(Records for the exercise Opens)

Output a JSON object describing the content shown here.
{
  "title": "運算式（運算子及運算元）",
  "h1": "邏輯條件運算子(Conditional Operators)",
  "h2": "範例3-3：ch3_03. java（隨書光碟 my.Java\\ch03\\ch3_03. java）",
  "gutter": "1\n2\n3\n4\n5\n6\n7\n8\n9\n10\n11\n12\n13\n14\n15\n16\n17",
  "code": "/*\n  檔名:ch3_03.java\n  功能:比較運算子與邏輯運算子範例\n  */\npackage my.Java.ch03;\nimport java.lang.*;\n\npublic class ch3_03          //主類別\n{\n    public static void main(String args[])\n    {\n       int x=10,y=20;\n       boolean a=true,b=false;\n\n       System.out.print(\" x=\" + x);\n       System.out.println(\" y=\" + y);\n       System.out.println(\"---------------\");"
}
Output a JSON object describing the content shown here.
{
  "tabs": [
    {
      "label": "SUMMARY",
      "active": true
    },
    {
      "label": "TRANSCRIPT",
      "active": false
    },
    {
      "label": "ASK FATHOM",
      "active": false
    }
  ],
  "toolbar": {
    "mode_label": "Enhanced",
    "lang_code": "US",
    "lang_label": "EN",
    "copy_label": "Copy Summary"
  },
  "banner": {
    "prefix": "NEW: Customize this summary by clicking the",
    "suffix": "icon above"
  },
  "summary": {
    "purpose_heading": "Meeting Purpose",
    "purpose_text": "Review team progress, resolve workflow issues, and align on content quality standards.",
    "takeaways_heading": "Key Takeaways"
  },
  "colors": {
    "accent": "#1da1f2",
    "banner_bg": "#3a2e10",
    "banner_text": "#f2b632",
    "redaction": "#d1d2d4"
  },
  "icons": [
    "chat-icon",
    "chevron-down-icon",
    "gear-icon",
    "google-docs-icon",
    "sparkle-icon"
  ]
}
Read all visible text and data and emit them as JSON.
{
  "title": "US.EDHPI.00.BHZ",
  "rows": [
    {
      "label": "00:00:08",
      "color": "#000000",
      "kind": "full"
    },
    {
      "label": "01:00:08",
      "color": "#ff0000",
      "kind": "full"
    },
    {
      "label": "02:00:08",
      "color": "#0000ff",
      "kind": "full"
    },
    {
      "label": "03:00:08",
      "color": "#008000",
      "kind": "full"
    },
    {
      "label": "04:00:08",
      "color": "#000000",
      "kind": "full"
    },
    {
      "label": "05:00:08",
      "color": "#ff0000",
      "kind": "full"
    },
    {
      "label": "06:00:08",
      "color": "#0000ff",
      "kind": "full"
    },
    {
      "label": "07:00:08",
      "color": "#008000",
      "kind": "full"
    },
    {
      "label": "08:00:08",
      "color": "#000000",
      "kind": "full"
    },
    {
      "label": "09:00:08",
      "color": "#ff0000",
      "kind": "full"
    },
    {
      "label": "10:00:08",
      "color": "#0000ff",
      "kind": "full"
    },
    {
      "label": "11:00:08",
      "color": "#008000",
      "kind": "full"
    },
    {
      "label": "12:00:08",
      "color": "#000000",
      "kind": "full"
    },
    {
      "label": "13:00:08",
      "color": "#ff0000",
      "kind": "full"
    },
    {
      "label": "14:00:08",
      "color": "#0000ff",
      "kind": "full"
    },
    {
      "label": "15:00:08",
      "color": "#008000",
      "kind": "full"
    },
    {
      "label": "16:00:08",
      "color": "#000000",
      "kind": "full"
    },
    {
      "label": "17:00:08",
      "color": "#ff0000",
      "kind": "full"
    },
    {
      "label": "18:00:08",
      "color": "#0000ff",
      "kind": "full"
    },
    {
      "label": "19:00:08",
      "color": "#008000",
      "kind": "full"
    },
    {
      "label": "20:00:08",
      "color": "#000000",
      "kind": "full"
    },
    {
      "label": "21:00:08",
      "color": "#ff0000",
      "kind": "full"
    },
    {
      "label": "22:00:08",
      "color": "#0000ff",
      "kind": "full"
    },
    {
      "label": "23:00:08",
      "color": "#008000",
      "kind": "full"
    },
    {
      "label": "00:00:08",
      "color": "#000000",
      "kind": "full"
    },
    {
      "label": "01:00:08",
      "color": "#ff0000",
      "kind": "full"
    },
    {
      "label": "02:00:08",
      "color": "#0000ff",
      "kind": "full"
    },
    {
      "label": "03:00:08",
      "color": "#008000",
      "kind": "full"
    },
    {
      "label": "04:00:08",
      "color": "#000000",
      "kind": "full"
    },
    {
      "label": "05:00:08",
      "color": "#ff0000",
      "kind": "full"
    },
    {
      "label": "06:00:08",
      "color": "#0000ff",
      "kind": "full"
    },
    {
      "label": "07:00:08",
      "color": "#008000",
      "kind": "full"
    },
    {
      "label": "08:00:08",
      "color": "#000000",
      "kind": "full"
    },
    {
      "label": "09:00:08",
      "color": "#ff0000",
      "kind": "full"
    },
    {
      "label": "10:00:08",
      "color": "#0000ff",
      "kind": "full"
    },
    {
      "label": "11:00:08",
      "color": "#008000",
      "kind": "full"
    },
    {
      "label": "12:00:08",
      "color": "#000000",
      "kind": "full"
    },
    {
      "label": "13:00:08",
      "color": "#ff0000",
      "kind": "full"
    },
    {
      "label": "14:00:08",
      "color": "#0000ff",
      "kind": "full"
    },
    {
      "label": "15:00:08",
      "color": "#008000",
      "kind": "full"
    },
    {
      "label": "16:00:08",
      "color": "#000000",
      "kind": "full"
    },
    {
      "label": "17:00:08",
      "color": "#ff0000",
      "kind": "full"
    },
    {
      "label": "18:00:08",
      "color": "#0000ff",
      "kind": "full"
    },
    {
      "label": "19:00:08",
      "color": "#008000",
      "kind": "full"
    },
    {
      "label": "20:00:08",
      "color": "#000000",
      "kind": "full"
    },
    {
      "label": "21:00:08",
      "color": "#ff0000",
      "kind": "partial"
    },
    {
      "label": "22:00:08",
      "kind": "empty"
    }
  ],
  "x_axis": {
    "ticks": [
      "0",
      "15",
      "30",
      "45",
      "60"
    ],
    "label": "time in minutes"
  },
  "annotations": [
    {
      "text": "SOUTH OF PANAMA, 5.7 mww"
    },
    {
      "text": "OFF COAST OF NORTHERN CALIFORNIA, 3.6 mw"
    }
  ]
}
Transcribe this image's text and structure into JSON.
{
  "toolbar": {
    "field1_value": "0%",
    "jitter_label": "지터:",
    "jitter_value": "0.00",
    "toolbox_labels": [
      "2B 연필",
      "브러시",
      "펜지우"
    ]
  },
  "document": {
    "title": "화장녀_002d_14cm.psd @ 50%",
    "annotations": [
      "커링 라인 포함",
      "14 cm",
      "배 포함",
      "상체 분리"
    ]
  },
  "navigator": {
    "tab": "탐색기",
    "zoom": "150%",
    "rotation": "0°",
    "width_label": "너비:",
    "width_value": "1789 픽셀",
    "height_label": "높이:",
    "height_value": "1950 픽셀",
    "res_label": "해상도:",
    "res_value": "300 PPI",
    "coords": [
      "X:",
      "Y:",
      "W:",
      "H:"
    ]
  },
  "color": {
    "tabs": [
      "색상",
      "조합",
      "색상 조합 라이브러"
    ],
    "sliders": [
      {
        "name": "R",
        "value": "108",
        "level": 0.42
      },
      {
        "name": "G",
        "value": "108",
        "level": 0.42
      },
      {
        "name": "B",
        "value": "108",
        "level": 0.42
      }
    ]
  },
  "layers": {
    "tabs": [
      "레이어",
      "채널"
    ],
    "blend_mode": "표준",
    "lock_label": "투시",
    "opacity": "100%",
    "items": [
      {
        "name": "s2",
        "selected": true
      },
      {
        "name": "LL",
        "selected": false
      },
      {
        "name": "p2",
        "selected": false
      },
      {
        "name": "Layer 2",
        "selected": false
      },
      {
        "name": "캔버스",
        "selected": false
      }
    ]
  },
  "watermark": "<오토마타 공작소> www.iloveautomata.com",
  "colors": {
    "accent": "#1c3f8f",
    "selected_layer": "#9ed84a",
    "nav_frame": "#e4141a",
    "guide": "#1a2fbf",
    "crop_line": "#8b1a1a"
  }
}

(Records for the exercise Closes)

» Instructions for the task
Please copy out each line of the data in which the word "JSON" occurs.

» Exercise solution
Output a JSON object describing the content shown here.
Output a JSON object describing the content shown here.
Read all visible text and data and emit them as JSON.
Transcribe this image's text and structure into JSON.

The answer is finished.